What this task involves: Since pictures are not part of the copy, please output only the lines from the one with "What data populates" through the end of the data below, exactly as written.

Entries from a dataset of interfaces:
%%
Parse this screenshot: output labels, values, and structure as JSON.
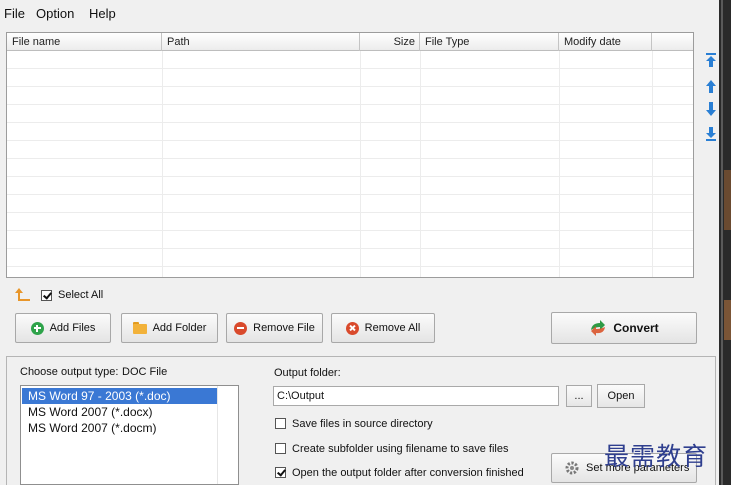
{
  "menu": [
    "File",
    "Option",
    "Help"
  ],
  "table": {
    "columns": [
      "File name",
      "Path",
      "Size",
      "File Type",
      "Modify date"
    ],
    "rows": []
  },
  "side_arrows": [
    "move-top-icon",
    "move-up-icon",
    "move-down-icon",
    "move-bottom-icon"
  ],
  "select_all": {
    "label": "Select All",
    "checked": true
  },
  "buttons": {
    "add_files": "Add Files",
    "add_folder": "Add Folder",
    "remove_file": "Remove File",
    "remove_all": "Remove All",
    "convert": "Convert"
  },
  "output_type": {
    "label": "Choose output type:",
    "value": "DOC File",
    "options": [
      {
        "label": "MS Word 97 - 2003 (*.doc)",
        "selected": true
      },
      {
        "label": "MS Word 2007 (*.docx)",
        "selected": false
      },
      {
        "label": "MS Word 2007 (*.docm)",
        "selected": false
      }
    ]
  },
  "output_folder": {
    "label": "Output folder:",
    "value": "C:\\Output",
    "browse_label": "...",
    "open_label": "Open"
  },
  "options": [
    {
      "label": "Save files in source directory",
      "checked": false
    },
    {
      "label": "Create subfolder using filename to save files",
      "checked": false
    },
    {
      "label": "Open the output folder after conversion finished",
      "checked": true
    }
  ],
  "more_params": "Set more parameters",
  "watermark": "最需教育",
  "colors": {
    "selected": "#3a78d4",
    "watermark": "#2f3f8f"
  }
}
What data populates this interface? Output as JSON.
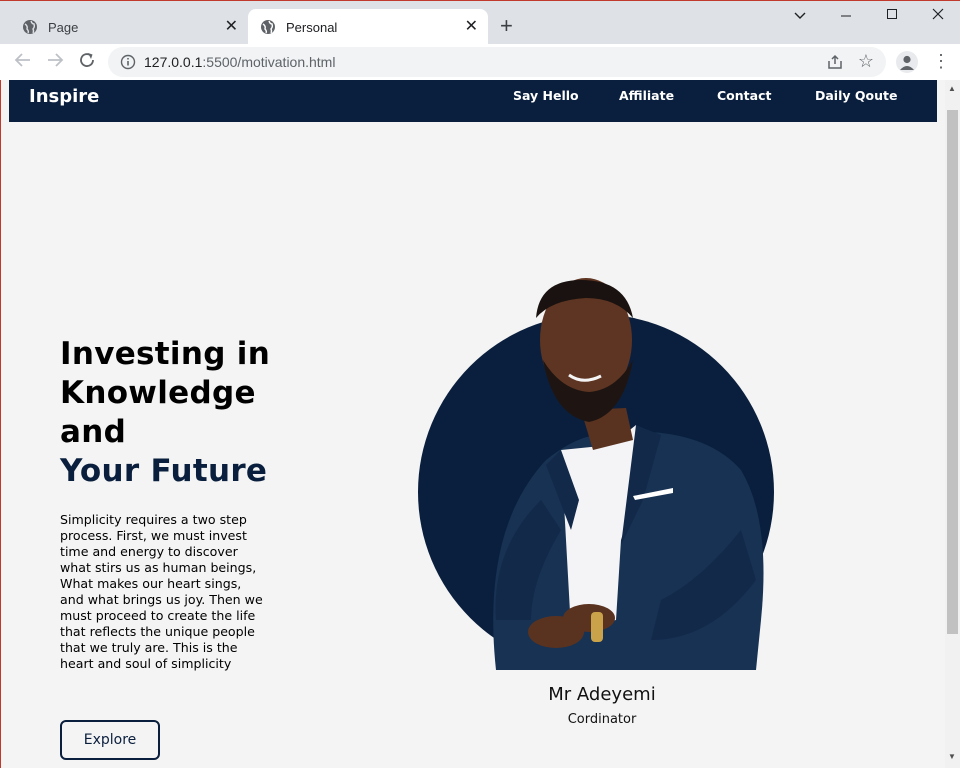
{
  "browser": {
    "tabs": [
      {
        "title": "Page"
      },
      {
        "title": "Personal"
      }
    ],
    "url_host": "127.0.0.1",
    "url_path": ":5500/motivation.html"
  },
  "site": {
    "brand": "Inspire",
    "nav": [
      "Say Hello",
      "Affiliate",
      "Contact",
      "Daily Qoute"
    ],
    "colors": {
      "accent": "#0a1f3d",
      "background": "#f4f4f4"
    }
  },
  "hero": {
    "title_lines": [
      "Investing in",
      "Knowledge",
      "and"
    ],
    "title_accent": "Your Future",
    "body_lines": [
      "Simplicity requires a two step",
      "process. First, we must invest",
      "time and energy to discover",
      "what stirs us as human beings,",
      "What makes our heart sings,",
      "and what brings us joy. Then we",
      "must proceed to create the life",
      "that reflects the unique people",
      "that we truly are. This is the",
      "heart and soul of simplicity"
    ],
    "button": "Explore"
  },
  "profile": {
    "name": "Mr Adeyemi",
    "role": "Cordinator"
  }
}
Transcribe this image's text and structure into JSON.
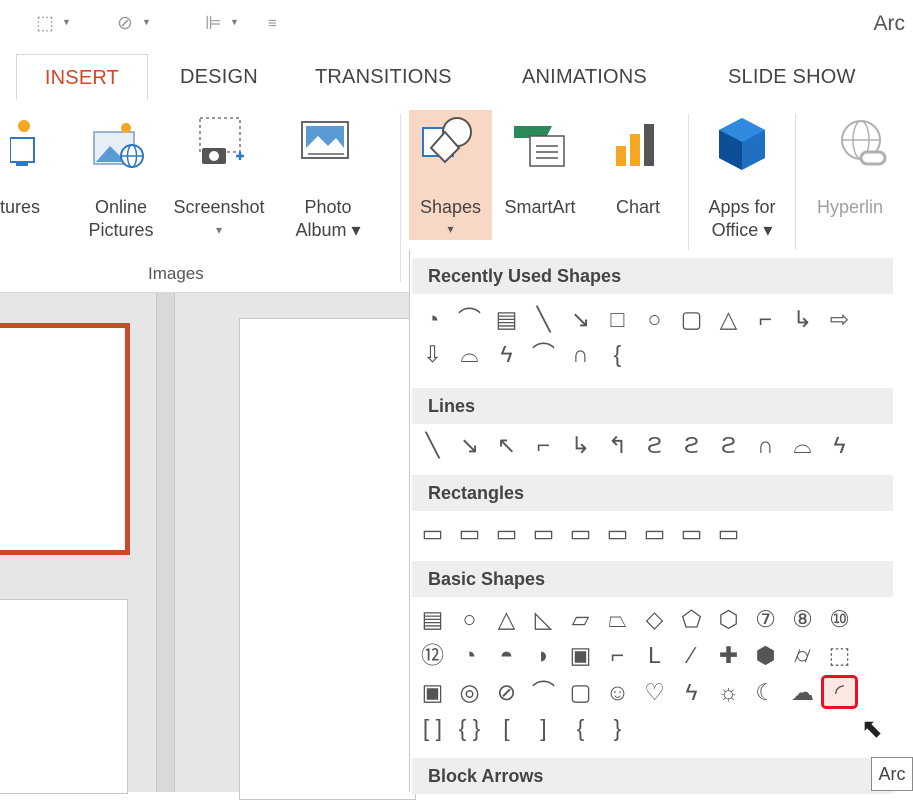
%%
Response area:
What data populates this interface? Output as JSON.
{
  "browser": {
    "tabs": [
      {
        "title": "Page"
      },
      {
        "title": "Personal"
      }
    ],
    "url_host": "127.0.0.1",
    "url_path": ":5500/motivation.html"
  },
  "site": {
    "brand": "Inspire",
    "nav": [
      "Say Hello",
      "Affiliate",
      "Contact",
      "Daily Qoute"
    ],
    "colors": {
      "accent": "#0a1f3d",
      "background": "#f4f4f4"
    }
  },
  "hero": {
    "title_lines": [
      "Investing in",
      "Knowledge",
      "and"
    ],
    "title_accent": "Your Future",
    "body_lines": [
      "Simplicity requires a two step",
      "process. First, we must invest",
      "time and energy to discover",
      "what stirs us as human beings,",
      "What makes our heart sings,",
      "and what brings us joy. Then we",
      "must proceed to create the life",
      "that reflects the unique people",
      "that we truly are. This is the",
      "heart and soul of simplicity"
    ],
    "button": "Explore"
  },
  "profile": {
    "name": "Mr Adeyemi",
    "role": "Cordinator"
  }
}
Transcribe this image's text and structure into JSON.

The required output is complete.